Required action: Please copy each line of the listing below in which the word "path" appears.

Records to use:
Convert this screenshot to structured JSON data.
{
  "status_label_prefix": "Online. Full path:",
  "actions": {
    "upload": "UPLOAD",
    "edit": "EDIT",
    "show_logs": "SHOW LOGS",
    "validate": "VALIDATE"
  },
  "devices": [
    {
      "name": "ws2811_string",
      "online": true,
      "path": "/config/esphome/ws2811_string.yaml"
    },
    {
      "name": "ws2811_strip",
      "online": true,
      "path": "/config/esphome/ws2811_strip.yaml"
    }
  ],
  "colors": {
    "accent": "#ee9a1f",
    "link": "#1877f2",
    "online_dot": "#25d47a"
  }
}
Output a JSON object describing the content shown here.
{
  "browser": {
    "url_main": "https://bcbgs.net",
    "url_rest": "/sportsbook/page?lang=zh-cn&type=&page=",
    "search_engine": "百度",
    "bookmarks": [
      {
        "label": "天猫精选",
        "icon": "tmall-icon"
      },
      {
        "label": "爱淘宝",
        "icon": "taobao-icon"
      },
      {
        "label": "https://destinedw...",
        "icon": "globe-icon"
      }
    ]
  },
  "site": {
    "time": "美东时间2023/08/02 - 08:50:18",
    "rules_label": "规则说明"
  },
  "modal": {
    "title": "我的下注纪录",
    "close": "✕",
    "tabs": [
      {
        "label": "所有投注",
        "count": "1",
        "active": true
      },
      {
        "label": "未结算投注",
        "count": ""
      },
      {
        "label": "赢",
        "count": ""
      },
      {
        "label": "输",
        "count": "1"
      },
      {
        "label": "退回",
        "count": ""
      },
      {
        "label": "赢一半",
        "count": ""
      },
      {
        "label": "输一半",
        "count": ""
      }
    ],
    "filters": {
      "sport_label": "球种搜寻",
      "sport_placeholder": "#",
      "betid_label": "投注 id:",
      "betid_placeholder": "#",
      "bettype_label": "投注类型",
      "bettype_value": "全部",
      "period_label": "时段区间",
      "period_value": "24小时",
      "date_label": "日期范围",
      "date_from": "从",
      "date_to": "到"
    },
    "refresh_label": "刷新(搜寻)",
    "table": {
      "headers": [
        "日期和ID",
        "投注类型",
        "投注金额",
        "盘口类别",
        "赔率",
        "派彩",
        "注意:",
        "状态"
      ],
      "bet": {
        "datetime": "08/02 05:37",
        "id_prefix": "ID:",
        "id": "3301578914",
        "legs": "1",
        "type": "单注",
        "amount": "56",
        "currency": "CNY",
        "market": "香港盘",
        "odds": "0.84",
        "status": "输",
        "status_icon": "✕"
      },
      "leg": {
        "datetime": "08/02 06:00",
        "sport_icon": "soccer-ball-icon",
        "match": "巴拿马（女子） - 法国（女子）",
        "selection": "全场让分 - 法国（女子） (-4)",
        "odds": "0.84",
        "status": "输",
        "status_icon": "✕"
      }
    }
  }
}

Response area:
  "status_label_prefix": "Online. Full path:",
      "path": "/config/esphome/ws2811_string.yaml"
      "path": "/config/esphome/ws2811_strip.yaml"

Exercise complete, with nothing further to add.